Sunday:

Early on Sunday, RYUTist held a special event that involved many attendees and many of the other guests from the convention, where everyone gathered outside to record a tribute dance video of BiS’s “nerve” for the collective project to send BiS off as the group disbands this month. Here’s the final product of RYUTist & Idol Matsuri’s “nerve” tribute.

Sunday was also the most important day for me personally involving RYUTist, as it marked a very special event for me. It was the day I got to make one of my long-time dreams come true, and that was to be able to perform live music with one of my favorite idol groups.

After interviewing RYUTist in 2013, I started to think, and realized that it would probably be hard to come up with some questions for an interview at Idol Matsuri, since I had just interviewed them not even one year before, and had already asked so many of the questions I wanted to ask.

While I probably could have come up with some new questions if I tried hard enough, I thought I’d go out on a limb and ask if they would be interested in doing a live performance with me instead. After asking, their extremely generous producer kindly agreed.
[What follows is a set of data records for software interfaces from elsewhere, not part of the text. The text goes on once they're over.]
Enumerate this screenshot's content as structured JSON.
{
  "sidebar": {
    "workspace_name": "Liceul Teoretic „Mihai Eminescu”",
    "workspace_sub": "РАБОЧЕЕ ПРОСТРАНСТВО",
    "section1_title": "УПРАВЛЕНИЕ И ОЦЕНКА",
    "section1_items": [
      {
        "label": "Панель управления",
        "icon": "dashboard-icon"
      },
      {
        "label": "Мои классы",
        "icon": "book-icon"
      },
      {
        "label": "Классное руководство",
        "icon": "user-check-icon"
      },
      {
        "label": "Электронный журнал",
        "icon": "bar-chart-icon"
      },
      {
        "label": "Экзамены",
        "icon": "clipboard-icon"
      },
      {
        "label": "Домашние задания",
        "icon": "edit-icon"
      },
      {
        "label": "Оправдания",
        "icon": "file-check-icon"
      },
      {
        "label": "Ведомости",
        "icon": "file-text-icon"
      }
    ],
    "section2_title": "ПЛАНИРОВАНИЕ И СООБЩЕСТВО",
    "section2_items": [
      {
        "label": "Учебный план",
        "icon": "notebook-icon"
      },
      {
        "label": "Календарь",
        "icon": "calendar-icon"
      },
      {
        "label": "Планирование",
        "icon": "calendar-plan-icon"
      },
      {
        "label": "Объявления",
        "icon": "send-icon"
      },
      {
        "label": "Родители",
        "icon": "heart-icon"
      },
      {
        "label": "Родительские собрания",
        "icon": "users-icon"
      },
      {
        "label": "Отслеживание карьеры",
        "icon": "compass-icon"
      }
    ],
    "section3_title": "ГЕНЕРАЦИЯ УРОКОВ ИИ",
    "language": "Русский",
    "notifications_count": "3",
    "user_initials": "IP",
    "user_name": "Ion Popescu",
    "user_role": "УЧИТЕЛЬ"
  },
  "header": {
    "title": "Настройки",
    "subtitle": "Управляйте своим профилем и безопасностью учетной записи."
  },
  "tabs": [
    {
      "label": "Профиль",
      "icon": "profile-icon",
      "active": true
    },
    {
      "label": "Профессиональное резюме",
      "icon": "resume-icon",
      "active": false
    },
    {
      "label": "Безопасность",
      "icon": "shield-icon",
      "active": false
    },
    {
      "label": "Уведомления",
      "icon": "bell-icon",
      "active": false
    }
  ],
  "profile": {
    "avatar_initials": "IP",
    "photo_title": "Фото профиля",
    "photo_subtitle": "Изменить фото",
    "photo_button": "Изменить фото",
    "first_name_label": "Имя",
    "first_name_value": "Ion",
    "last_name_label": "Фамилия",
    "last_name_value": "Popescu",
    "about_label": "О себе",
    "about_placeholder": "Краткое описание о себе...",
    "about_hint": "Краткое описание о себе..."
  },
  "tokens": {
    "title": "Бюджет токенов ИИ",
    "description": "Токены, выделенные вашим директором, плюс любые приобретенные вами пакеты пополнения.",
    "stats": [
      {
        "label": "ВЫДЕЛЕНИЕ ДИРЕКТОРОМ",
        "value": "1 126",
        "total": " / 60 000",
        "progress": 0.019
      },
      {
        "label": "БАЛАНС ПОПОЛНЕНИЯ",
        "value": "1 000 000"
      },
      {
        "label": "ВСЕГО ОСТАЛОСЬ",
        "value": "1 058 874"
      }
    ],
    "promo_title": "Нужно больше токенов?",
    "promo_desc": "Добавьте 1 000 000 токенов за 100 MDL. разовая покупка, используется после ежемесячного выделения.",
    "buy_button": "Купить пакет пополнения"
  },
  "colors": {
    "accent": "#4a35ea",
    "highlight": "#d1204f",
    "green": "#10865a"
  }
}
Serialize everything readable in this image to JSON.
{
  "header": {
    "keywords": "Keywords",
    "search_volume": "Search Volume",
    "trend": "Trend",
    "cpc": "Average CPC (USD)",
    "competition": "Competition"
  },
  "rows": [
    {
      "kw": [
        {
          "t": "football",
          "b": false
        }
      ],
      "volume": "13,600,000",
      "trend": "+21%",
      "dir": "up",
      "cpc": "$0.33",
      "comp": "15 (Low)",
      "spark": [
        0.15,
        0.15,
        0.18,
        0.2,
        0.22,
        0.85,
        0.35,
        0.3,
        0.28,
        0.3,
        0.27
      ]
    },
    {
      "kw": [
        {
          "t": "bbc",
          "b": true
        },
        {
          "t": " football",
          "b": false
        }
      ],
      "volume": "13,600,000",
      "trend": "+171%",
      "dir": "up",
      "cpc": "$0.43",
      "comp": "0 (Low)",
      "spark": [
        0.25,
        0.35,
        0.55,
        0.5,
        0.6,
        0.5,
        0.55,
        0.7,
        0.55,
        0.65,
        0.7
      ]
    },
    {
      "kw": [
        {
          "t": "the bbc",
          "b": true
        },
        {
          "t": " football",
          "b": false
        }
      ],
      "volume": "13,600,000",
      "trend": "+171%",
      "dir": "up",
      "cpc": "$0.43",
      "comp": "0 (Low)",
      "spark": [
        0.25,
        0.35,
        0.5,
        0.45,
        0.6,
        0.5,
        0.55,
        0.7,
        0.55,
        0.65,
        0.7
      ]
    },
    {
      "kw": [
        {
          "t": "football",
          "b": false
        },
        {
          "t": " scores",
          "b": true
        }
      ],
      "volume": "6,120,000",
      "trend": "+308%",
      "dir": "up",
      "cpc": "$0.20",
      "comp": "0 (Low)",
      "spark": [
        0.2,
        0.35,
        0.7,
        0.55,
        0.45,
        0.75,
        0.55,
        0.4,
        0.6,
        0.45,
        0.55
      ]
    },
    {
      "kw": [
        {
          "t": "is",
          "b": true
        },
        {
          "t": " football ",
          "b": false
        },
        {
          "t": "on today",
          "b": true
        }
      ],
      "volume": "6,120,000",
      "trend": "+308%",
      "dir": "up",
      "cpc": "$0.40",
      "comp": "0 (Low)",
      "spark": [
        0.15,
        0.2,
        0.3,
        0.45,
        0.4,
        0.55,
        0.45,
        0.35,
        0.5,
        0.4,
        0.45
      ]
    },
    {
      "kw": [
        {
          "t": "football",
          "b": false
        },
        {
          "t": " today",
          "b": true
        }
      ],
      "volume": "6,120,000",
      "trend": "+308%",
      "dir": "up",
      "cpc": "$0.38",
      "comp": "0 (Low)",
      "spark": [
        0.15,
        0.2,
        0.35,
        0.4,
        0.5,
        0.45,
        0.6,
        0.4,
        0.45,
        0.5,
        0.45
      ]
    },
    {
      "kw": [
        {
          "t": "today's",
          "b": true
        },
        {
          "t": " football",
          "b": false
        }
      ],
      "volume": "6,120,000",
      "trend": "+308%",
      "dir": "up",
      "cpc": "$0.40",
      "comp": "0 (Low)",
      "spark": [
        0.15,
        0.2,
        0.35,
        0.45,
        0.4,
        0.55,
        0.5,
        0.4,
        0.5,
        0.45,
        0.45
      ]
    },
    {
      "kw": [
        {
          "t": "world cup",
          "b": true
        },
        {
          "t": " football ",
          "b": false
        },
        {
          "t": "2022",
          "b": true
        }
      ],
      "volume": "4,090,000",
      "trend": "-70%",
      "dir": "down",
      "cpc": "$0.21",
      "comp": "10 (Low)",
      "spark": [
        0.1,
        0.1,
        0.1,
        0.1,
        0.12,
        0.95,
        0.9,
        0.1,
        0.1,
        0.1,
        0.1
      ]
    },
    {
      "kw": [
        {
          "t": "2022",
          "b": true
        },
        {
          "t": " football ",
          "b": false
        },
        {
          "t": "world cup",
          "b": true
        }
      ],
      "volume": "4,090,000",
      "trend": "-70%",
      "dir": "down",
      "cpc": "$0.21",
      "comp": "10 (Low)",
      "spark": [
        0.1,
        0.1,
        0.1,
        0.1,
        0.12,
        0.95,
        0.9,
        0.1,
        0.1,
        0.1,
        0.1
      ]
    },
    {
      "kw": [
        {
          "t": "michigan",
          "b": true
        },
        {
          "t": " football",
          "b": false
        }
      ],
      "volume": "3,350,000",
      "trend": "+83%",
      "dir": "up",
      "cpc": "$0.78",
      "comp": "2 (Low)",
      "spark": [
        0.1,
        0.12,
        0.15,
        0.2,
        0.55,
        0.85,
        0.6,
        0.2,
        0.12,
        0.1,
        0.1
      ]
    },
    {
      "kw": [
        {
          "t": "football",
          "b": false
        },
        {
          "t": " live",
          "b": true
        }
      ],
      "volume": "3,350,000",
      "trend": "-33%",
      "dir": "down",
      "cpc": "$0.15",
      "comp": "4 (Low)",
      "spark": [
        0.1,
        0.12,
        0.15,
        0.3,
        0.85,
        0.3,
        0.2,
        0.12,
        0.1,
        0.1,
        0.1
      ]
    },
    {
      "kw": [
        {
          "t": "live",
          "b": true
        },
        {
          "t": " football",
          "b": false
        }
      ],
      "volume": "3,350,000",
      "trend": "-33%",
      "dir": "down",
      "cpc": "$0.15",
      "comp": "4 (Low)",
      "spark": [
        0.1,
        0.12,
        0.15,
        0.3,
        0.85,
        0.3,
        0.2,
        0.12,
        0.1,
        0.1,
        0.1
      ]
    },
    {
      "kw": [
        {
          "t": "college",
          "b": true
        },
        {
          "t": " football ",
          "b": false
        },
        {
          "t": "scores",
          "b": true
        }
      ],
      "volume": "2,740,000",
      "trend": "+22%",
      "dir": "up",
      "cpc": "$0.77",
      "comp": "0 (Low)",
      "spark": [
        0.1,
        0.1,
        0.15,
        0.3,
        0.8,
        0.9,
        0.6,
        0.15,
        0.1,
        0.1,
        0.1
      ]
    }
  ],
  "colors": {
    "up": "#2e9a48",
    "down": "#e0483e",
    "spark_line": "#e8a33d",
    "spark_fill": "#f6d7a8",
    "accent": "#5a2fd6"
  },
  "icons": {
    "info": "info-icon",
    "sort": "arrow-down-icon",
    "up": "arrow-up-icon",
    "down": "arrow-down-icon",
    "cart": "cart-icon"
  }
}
I had already completed sheet music for one of their songs long ago, but I felt compelled to finish at least one more, and had less than two weeks to complete it after finding out this was a reality.

Through some hard work and practice in a very short amount of time, I managed to get two songs down pretty well. All that work was building up to this one performance on Sunday, and while it takes a lot to get me nervous, this is one thing that easily did just that. I managed to power through the uneasiness and walked into the room on Sunday ready to play.

With no time to rehearse or practice with the girls before meeting that day, we just had to rely on our own musicality to bring the performance together. When I arrived, they were graciously expecting me, all ready to go. Before starting, I gifted the girls some musical percussion shakers that matched their individual member colors so they could keep the beat with the songs and then went over some very quick general preparations with them before starting, as we had a very limited time.

The following is the result of our collaboration (available in 1080p):

The girls all sounded better than I could’ve hoped, and we seamlessly collaborated musically, despite having never performed together before, showing me that they were more than just a few young girls who wanted to sing and dance, they really were capable musicians in their own right. Not only did they keep the beat perfectly and even playfully changed the rhythm of the songs at times on their own accord, but they sang on-key the whole time and we were all actively feeding off each others’ performance, like musicians do. Despite a few small mistakes on my part, I couldn’t be happier with how it turned out.

After the performance, I unfortunately had to get ready to depart the convention, so I had to rush off for that, as they had other obligations as well. This was the last time I’d get to see RYUTist before leaving to go back home, but the impression they made on me at this event was more than I ever could have imagined. They went from being just one of my favorite groups to something much more significant.

I cannot thank RYUTist staff enough for the opportunity they awarded me to perform with them and for coming out to Idol Matsuri to make the event something truly special for everyone who attended.

If you haven’t already, you can follow RYUTist through their constantly updated blogs, social media, YouTube channel, and website, which are all listed below, and if you’re ever near the Niigata area, please go see them perform live at their home theater and experience what they’re all about.

Related Links:

RYUTist Official Site

RYUTist Official YouTube

RYUTist Official Twitter

RYUTist Official Blog

RYUTist Official Facebook